Pictures stay out of the copy; set down each line of the listing below exactly.

__INFORMATION SHOWN__:

============================================================

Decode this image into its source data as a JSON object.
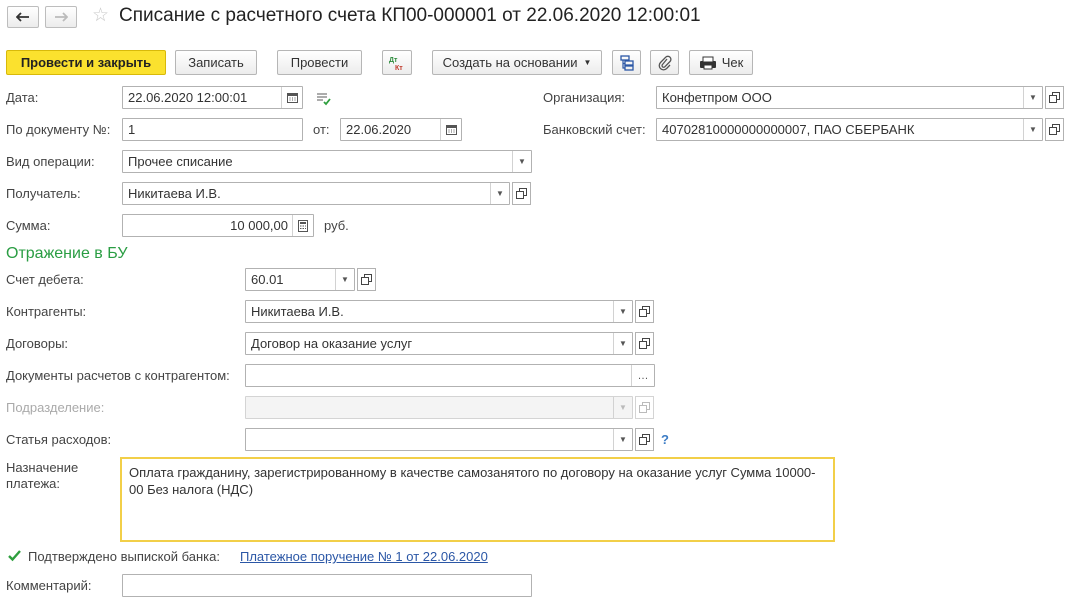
{
  "header": {
    "back_icon": "arrow-left-icon",
    "forward_icon": "arrow-right-icon",
    "title": "Списание с расчетного счета КП00-000001 от 22.06.2020 12:00:01"
  },
  "toolbar": {
    "post_close": "Провести и закрыть",
    "save": "Записать",
    "post": "Провести",
    "dt_kt_icon": "debit-credit-icon",
    "create_based": "Создать на основании",
    "structure_icon": "structure-icon",
    "attach_icon": "paperclip-icon",
    "receipt": "Чек"
  },
  "form": {
    "date_label": "Дата:",
    "date_value": "22.06.2020 12:00:01",
    "doc_no_label": "По документу №:",
    "doc_no_value": "1",
    "from_label": "от:",
    "from_value": "22.06.2020",
    "operation_label": "Вид операции:",
    "operation_value": "Прочее списание",
    "recipient_label": "Получатель:",
    "recipient_value": "Никитаева И.В.",
    "sum_label": "Сумма:",
    "sum_value": "10 000,00",
    "currency": "руб.",
    "org_label": "Организация:",
    "org_value": "Конфетпром ООО",
    "bank_label": "Банковский счет:",
    "bank_value": "40702810000000000007, ПАО СБЕРБАНК"
  },
  "bu": {
    "section_title": "Отражение в БУ",
    "debit_label": "Счет дебета:",
    "debit_value": "60.01",
    "counterparty_label": "Контрагенты:",
    "counterparty_value": "Никитаева И.В.",
    "contract_label": "Договоры:",
    "contract_value": "Договор на оказание услуг",
    "settlement_docs_label": "Документы расчетов с контрагентом:",
    "settlement_docs_value": "",
    "division_label": "Подразделение:",
    "division_value": "",
    "expense_label": "Статья расходов:",
    "expense_value": "",
    "help_mark": "?"
  },
  "payment": {
    "purpose_label": "Назначение платежа:",
    "purpose_value": "Оплата гражданину, зарегистрированному в качестве самозанятого по договору на оказание услуг Сумма 10000-00 Без налога (НДС)",
    "confirmed_label": "Подтверждено выпиской банка:",
    "confirmed_checked": true,
    "order_link": "Платежное поручение № 1 от 22.06.2020",
    "comment_label": "Комментарий:",
    "comment_value": ""
  }
}
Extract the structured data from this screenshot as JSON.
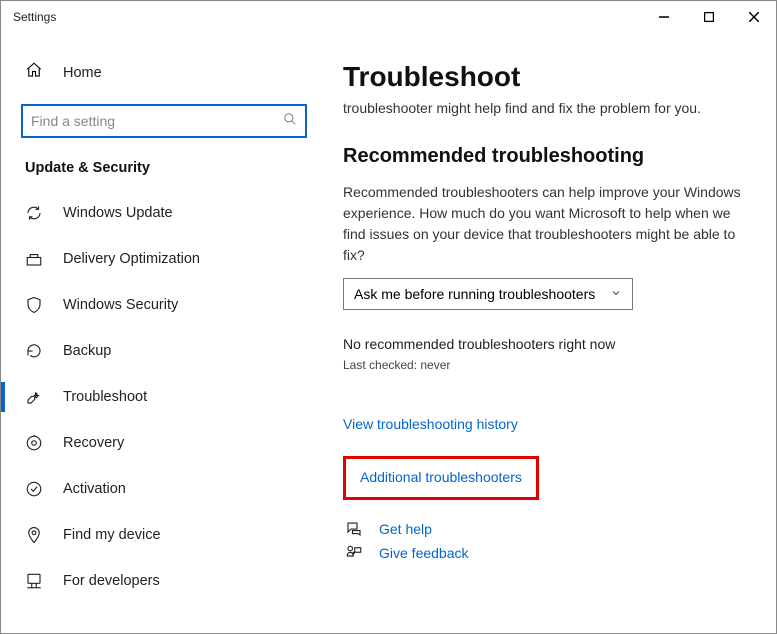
{
  "window": {
    "title": "Settings"
  },
  "sidebar": {
    "home_label": "Home",
    "search_placeholder": "Find a setting",
    "section_title": "Update & Security",
    "items": [
      {
        "label": "Windows Update"
      },
      {
        "label": "Delivery Optimization"
      },
      {
        "label": "Windows Security"
      },
      {
        "label": "Backup"
      },
      {
        "label": "Troubleshoot"
      },
      {
        "label": "Recovery"
      },
      {
        "label": "Activation"
      },
      {
        "label": "Find my device"
      },
      {
        "label": "For developers"
      }
    ]
  },
  "content": {
    "title": "Troubleshoot",
    "intro": "troubleshooter might help find and fix the problem for you.",
    "rec_heading": "Recommended troubleshooting",
    "rec_text": "Recommended troubleshooters can help improve your Windows experience. How much do you want Microsoft to help when we find issues on your device that troubleshooters might be able to fix?",
    "dropdown_value": "Ask me before running troubleshooters",
    "status_line": "No recommended troubleshooters right now",
    "last_checked": "Last checked: never",
    "history_link": "View troubleshooting history",
    "additional_link": "Additional troubleshooters",
    "get_help": "Get help",
    "give_feedback": "Give feedback"
  }
}
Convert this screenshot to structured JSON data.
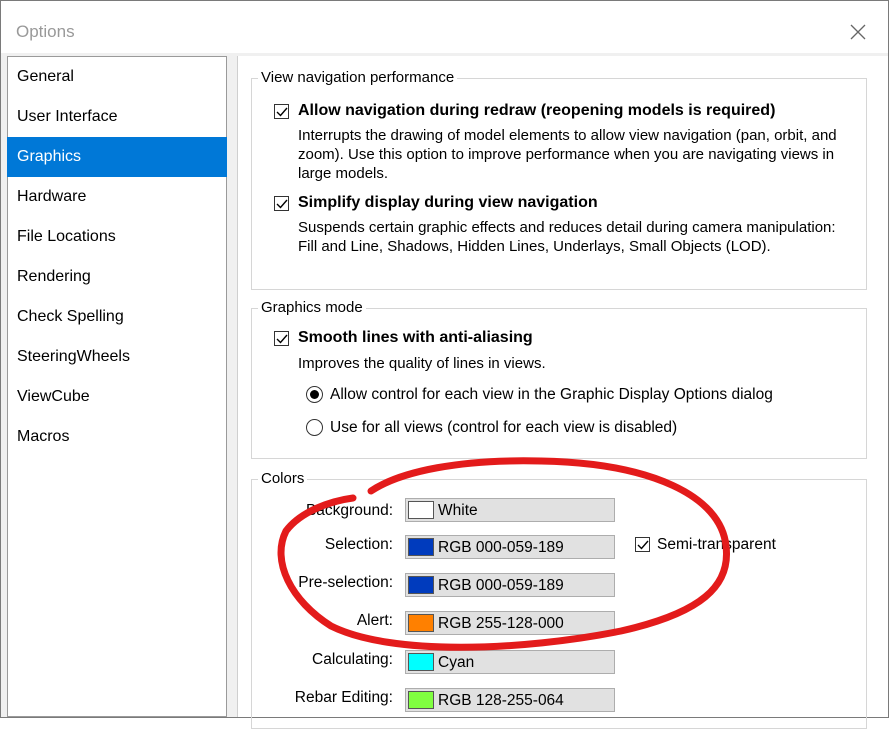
{
  "window": {
    "title": "Options"
  },
  "sidebar": {
    "items": [
      {
        "label": "General",
        "selected": false
      },
      {
        "label": "User Interface",
        "selected": false
      },
      {
        "label": "Graphics",
        "selected": true
      },
      {
        "label": "Hardware",
        "selected": false
      },
      {
        "label": "File Locations",
        "selected": false
      },
      {
        "label": "Rendering",
        "selected": false
      },
      {
        "label": "Check Spelling",
        "selected": false
      },
      {
        "label": "SteeringWheels",
        "selected": false
      },
      {
        "label": "ViewCube",
        "selected": false
      },
      {
        "label": "Macros",
        "selected": false
      }
    ]
  },
  "view_navigation": {
    "legend": "View navigation performance",
    "allow_nav": {
      "label": "Allow navigation during redraw (reopening models is required)",
      "checked": true,
      "desc": "Interrupts the drawing of model elements to allow view navigation (pan, orbit, and zoom). Use this option to improve performance when you are navigating views in large models."
    },
    "simplify": {
      "label": "Simplify display during view navigation",
      "checked": true,
      "desc": "Suspends certain graphic effects and reduces detail during camera manipulation: Fill and Line, Shadows, Hidden Lines, Underlays, Small Objects (LOD)."
    }
  },
  "graphics_mode": {
    "legend": "Graphics mode",
    "smooth": {
      "label": "Smooth lines with anti-aliasing",
      "checked": true,
      "desc": "Improves the quality of lines in views."
    },
    "radio_each_view": {
      "label": "Allow control for each view in the Graphic Display Options dialog",
      "selected": true
    },
    "radio_all_views": {
      "label": "Use for all views (control for each view is disabled)",
      "selected": false
    }
  },
  "colors": {
    "legend": "Colors",
    "semi_transparent": {
      "label": "Semi-transparent",
      "checked": true
    },
    "items": [
      {
        "label": "Background:",
        "value": "White",
        "color": "#ffffff"
      },
      {
        "label": "Selection:",
        "value": "RGB 000-059-189",
        "color": "#003bbd"
      },
      {
        "label": "Pre-selection:",
        "value": "RGB 000-059-189",
        "color": "#003bbd"
      },
      {
        "label": "Alert:",
        "value": "RGB 255-128-000",
        "color": "#ff8000"
      },
      {
        "label": "Calculating:",
        "value": "Cyan",
        "color": "#00ffff"
      },
      {
        "label": "Rebar Editing:",
        "value": "RGB 128-255-064",
        "color": "#80ff40"
      }
    ]
  },
  "theme": {
    "accent": "#0078d7",
    "annotation": "#e31b1b"
  },
  "icons": {
    "close": "close-icon",
    "check": "checkmark-icon"
  }
}
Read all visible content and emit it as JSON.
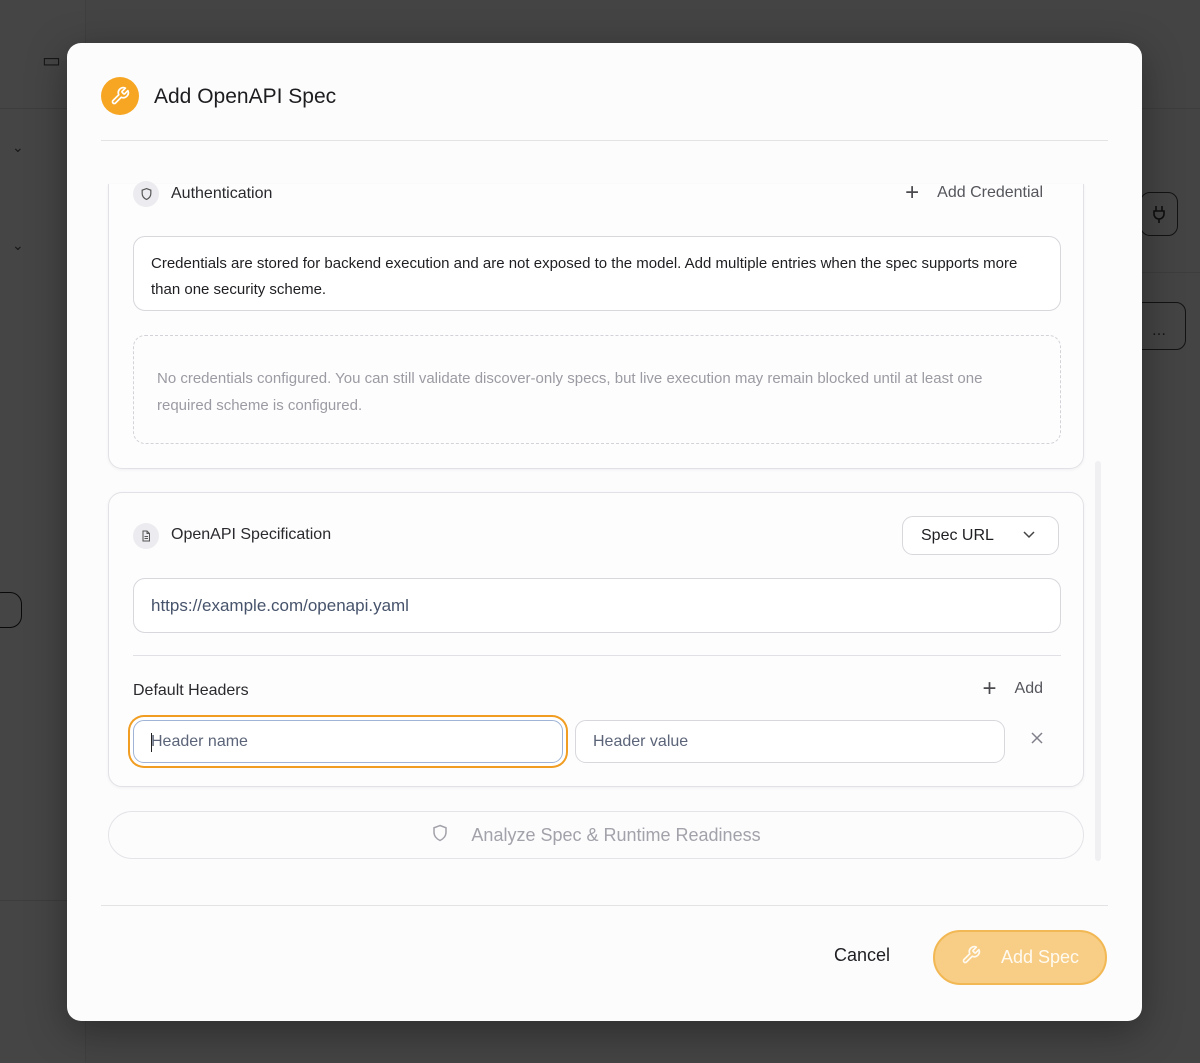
{
  "modal": {
    "title": "Add OpenAPI Spec",
    "header_icon": "wrench-icon"
  },
  "auth": {
    "title": "Authentication",
    "icon": "shield-icon",
    "add_credential": "Add Credential",
    "info": "Credentials are stored for backend execution and are not exposed to the model. Add multiple entries when the spec supports more than one security scheme.",
    "empty": "No credentials configured. You can still validate discover-only specs, but live execution may remain blocked until at least one required scheme is configured."
  },
  "spec": {
    "title": "OpenAPI Specification",
    "icon": "file-icon",
    "source_selected": "Spec URL",
    "url_value": "https://example.com/openapi.yaml",
    "headers_label": "Default Headers",
    "add_label": "Add",
    "header_name_placeholder": "Header name",
    "header_value_placeholder": "Header value"
  },
  "analyze": {
    "label": "Analyze Spec & Runtime Readiness"
  },
  "footer": {
    "cancel": "Cancel",
    "add_spec": "Add Spec"
  },
  "colors": {
    "accent": "#f6a623",
    "accent_disabled": "#f8cd85",
    "focus_ring": "#f09d22"
  }
}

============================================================

__RESPONSE TO THE EXERCISE__:
Decode this image into its source data as a JSON object.
{
  "header": {
    "back_icon": "arrow-left-icon",
    "forward_icon": "arrow-right-icon",
    "title": "Списание с расчетного счета КП00-000001 от 22.06.2020 12:00:01"
  },
  "toolbar": {
    "post_close": "Провести и закрыть",
    "save": "Записать",
    "post": "Провести",
    "dt_kt_icon": "debit-credit-icon",
    "create_based": "Создать на основании",
    "structure_icon": "structure-icon",
    "attach_icon": "paperclip-icon",
    "receipt": "Чек"
  },
  "form": {
    "date_label": "Дата:",
    "date_value": "22.06.2020 12:00:01",
    "doc_no_label": "По документу №:",
    "doc_no_value": "1",
    "from_label": "от:",
    "from_value": "22.06.2020",
    "operation_label": "Вид операции:",
    "operation_value": "Прочее списание",
    "recipient_label": "Получатель:",
    "recipient_value": "Никитаева И.В.",
    "sum_label": "Сумма:",
    "sum_value": "10 000,00",
    "currency": "руб.",
    "org_label": "Организация:",
    "org_value": "Конфетпром ООО",
    "bank_label": "Банковский счет:",
    "bank_value": "40702810000000000007, ПАО СБЕРБАНК"
  },
  "bu": {
    "section_title": "Отражение в БУ",
    "debit_label": "Счет дебета:",
    "debit_value": "60.01",
    "counterparty_label": "Контрагенты:",
    "counterparty_value": "Никитаева И.В.",
    "contract_label": "Договоры:",
    "contract_value": "Договор на оказание услуг",
    "settlement_docs_label": "Документы расчетов с контрагентом:",
    "settlement_docs_value": "",
    "division_label": "Подразделение:",
    "division_value": "",
    "expense_label": "Статья расходов:",
    "expense_value": "",
    "help_mark": "?"
  },
  "payment": {
    "purpose_label": "Назначение платежа:",
    "purpose_value": "Оплата гражданину, зарегистрированному в качестве самозанятого по договору на оказание услуг Сумма 10000-00 Без налога (НДС)",
    "confirmed_label": "Подтверждено выпиской банка:",
    "confirmed_checked": true,
    "order_link": "Платежное поручение № 1 от 22.06.2020",
    "comment_label": "Комментарий:",
    "comment_value": ""
  }
}
Extract the structured data from this screenshot as JSON.
{
  "window": {
    "title": "Settings"
  },
  "sidebar": {
    "home_label": "Home",
    "search_placeholder": "Find a setting",
    "section_title": "Update & Security",
    "items": [
      {
        "label": "Windows Update"
      },
      {
        "label": "Delivery Optimization"
      },
      {
        "label": "Windows Security"
      },
      {
        "label": "Backup"
      },
      {
        "label": "Troubleshoot"
      },
      {
        "label": "Recovery"
      },
      {
        "label": "Activation"
      },
      {
        "label": "Find my device"
      },
      {
        "label": "For developers"
      }
    ]
  },
  "content": {
    "title": "Troubleshoot",
    "intro": "troubleshooter might help find and fix the problem for you.",
    "rec_heading": "Recommended troubleshooting",
    "rec_text": "Recommended troubleshooters can help improve your Windows experience. How much do you want Microsoft to help when we find issues on your device that troubleshooters might be able to fix?",
    "dropdown_value": "Ask me before running troubleshooters",
    "status_line": "No recommended troubleshooters right now",
    "last_checked": "Last checked: never",
    "history_link": "View troubleshooting history",
    "additional_link": "Additional troubleshooters",
    "get_help": "Get help",
    "give_feedback": "Give feedback"
  }
}
Convert this screenshot to structured JSON data.
{
  "window": {
    "title": "Options"
  },
  "sidebar": {
    "items": [
      {
        "label": "General",
        "selected": false
      },
      {
        "label": "User Interface",
        "selected": false
      },
      {
        "label": "Graphics",
        "selected": true
      },
      {
        "label": "Hardware",
        "selected": false
      },
      {
        "label": "File Locations",
        "selected": false
      },
      {
        "label": "Rendering",
        "selected": false
      },
      {
        "label": "Check Spelling",
        "selected": false
      },
      {
        "label": "SteeringWheels",
        "selected": false
      },
      {
        "label": "ViewCube",
        "selected": false
      },
      {
        "label": "Macros",
        "selected": false
      }
    ]
  },
  "view_navigation": {
    "legend": "View navigation performance",
    "allow_nav": {
      "label": "Allow navigation during redraw (reopening models is required)",
      "checked": true,
      "desc": "Interrupts the drawing of model elements to allow view navigation (pan, orbit, and zoom). Use this option to improve performance when you are navigating views in large models."
    },
    "simplify": {
      "label": "Simplify display during view navigation",
      "checked": true,
      "desc": "Suspends certain graphic effects and reduces detail during camera manipulation: Fill and Line, Shadows, Hidden Lines, Underlays, Small Objects (LOD)."
    }
  },
  "graphics_mode": {
    "legend": "Graphics mode",
    "smooth": {
      "label": "Smooth lines with anti-aliasing",
      "checked": true,
      "desc": "Improves the quality of lines in views."
    },
    "radio_each_view": {
      "label": "Allow control for each view in the Graphic Display Options dialog",
      "selected": true
    },
    "radio_all_views": {
      "label": "Use for all views (control for each view is disabled)",
      "selected": false
    }
  },
  "colors": {
    "legend": "Colors",
    "semi_transparent": {
      "label": "Semi-transparent",
      "checked": true
    },
    "items": [
      {
        "label": "Background:",
        "value": "White",
        "color": "#ffffff"
      },
      {
        "label": "Selection:",
        "value": "RGB 000-059-189",
        "color": "#003bbd"
      },
      {
        "label": "Pre-selection:",
        "value": "RGB 000-059-189",
        "color": "#003bbd"
      },
      {
        "label": "Alert:",
        "value": "RGB 255-128-000",
        "color": "#ff8000"
      },
      {
        "label": "Calculating:",
        "value": "Cyan",
        "color": "#00ffff"
      },
      {
        "label": "Rebar Editing:",
        "value": "RGB 128-255-064",
        "color": "#80ff40"
      }
    ]
  },
  "theme": {
    "accent": "#0078d7",
    "annotation": "#e31b1b"
  },
  "icons": {
    "close": "close-icon",
    "check": "checkmark-icon"
  }
}
Read all visible content and emit it as JSON.
{
  "modal": {
    "title": "Add OpenAPI Spec",
    "header_icon": "wrench-icon"
  },
  "auth": {
    "title": "Authentication",
    "icon": "shield-icon",
    "add_credential": "Add Credential",
    "info": "Credentials are stored for backend execution and are not exposed to the model. Add multiple entries when the spec supports more than one security scheme.",
    "empty": "No credentials configured. You can still validate discover-only specs, but live execution may remain blocked until at least one required scheme is configured."
  },
  "spec": {
    "title": "OpenAPI Specification",
    "icon": "file-icon",
    "source_selected": "Spec URL",
    "url_value": "https://example.com/openapi.yaml",
    "headers_label": "Default Headers",
    "add_label": "Add",
    "header_name_placeholder": "Header name",
    "header_value_placeholder": "Header value"
  },
  "analyze": {
    "label": "Analyze Spec & Runtime Readiness"
  },
  "footer": {
    "cancel": "Cancel",
    "add_spec": "Add Spec"
  },
  "colors": {
    "accent": "#f6a623",
    "accent_disabled": "#f8cd85",
    "focus_ring": "#f09d22"
  }
}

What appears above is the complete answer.